>>>>>

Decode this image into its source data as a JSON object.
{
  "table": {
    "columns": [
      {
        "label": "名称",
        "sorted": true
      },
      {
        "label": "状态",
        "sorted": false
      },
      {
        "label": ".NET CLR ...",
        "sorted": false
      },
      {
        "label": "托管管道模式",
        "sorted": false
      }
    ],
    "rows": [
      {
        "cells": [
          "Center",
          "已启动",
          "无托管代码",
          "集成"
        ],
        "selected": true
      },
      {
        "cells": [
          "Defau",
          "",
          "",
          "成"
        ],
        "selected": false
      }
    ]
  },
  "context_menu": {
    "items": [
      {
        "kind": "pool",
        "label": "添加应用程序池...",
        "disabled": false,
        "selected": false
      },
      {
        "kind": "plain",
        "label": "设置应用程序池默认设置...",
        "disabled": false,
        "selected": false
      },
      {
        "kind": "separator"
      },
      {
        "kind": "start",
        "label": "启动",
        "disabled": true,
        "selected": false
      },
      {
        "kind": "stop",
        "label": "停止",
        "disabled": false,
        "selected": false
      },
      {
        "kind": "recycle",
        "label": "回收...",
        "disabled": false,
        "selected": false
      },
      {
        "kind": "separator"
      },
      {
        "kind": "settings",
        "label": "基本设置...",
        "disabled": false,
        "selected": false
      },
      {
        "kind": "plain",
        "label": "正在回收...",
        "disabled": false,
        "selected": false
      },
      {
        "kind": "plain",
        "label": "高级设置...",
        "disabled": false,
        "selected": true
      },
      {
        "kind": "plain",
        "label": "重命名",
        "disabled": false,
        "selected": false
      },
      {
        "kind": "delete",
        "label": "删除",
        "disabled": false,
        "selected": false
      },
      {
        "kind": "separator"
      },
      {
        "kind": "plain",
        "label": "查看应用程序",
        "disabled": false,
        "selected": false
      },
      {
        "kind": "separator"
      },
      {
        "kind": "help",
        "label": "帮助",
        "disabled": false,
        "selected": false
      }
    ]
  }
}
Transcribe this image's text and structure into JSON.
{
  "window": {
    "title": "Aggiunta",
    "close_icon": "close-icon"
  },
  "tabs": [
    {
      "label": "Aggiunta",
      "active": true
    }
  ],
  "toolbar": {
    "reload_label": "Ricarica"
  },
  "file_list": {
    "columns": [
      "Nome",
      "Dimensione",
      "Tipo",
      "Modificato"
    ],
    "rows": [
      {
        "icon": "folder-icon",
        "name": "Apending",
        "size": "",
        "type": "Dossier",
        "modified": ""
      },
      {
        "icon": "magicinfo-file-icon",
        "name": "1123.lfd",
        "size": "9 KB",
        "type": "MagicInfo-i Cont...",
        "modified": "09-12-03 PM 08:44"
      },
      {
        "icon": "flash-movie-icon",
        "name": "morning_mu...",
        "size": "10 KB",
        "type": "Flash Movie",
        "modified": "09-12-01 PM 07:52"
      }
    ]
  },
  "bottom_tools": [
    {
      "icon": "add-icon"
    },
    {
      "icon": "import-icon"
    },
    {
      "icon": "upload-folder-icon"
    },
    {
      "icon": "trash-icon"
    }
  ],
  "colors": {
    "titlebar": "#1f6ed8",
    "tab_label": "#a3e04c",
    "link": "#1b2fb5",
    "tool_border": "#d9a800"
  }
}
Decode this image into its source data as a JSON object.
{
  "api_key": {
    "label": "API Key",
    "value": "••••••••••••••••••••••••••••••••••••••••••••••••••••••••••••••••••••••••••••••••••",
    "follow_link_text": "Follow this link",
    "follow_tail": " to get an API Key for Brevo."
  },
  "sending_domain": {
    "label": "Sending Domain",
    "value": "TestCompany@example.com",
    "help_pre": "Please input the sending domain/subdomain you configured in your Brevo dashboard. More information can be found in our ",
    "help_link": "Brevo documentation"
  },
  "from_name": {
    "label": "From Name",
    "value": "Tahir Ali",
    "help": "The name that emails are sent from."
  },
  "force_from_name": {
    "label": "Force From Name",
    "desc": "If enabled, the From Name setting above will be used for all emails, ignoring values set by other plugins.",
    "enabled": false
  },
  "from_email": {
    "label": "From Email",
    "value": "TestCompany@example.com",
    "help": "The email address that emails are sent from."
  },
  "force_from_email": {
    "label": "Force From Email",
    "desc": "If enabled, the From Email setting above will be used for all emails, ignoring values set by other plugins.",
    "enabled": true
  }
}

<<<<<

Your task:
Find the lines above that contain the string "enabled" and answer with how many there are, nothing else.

Answer to this task:
4